*** Records to process

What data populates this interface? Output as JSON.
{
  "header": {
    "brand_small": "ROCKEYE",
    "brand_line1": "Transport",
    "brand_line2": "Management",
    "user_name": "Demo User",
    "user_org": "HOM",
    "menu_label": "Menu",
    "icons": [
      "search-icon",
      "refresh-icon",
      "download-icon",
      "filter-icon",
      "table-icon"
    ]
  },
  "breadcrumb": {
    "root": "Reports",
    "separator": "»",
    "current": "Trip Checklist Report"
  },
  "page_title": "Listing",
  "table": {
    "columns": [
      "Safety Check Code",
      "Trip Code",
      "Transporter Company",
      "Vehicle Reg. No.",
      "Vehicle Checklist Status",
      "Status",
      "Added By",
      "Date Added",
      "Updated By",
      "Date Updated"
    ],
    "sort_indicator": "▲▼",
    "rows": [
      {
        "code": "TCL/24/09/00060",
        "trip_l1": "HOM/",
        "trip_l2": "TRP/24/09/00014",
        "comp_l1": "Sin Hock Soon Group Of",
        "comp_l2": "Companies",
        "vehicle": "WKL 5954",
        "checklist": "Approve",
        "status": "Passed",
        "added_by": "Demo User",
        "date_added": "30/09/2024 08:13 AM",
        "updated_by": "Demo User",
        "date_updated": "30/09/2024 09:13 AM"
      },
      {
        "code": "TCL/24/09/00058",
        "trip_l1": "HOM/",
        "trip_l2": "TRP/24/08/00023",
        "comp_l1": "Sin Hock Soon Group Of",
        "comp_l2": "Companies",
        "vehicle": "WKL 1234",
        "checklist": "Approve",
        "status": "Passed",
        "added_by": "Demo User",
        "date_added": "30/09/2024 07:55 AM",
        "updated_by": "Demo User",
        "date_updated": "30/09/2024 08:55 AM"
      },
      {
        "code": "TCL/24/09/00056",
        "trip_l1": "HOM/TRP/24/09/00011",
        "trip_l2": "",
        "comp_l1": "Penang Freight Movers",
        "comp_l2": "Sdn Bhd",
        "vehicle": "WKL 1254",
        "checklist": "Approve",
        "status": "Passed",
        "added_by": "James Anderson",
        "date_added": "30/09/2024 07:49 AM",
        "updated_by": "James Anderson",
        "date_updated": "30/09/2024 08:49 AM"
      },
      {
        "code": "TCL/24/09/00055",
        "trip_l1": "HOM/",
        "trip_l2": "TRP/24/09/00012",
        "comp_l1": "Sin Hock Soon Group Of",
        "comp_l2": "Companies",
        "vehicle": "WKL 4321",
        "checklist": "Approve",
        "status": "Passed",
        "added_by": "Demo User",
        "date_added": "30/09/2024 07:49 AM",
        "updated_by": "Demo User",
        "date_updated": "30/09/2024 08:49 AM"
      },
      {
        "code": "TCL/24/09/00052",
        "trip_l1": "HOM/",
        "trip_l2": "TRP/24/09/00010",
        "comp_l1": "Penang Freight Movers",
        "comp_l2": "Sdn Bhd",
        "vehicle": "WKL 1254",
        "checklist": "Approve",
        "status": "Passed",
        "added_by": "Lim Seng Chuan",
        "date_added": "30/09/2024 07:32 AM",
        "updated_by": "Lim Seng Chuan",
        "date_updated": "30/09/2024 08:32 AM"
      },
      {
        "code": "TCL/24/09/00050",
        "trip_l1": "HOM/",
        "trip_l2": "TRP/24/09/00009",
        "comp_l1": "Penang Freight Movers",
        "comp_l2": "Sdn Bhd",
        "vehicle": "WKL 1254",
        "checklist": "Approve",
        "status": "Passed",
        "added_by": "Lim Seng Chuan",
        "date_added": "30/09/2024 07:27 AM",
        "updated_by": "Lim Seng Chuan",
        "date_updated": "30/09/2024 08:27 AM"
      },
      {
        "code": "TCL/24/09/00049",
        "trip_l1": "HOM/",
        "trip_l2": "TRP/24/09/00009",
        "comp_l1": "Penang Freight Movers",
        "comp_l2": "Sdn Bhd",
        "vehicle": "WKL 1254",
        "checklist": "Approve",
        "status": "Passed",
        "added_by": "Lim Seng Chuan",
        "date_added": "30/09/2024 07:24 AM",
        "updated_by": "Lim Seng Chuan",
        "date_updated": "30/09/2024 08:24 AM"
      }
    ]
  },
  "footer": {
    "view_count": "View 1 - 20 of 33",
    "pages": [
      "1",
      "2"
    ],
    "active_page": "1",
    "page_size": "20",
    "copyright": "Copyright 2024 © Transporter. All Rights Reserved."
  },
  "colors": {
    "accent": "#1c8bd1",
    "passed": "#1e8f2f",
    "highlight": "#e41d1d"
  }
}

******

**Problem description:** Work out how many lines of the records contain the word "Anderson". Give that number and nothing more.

**Task output:** 2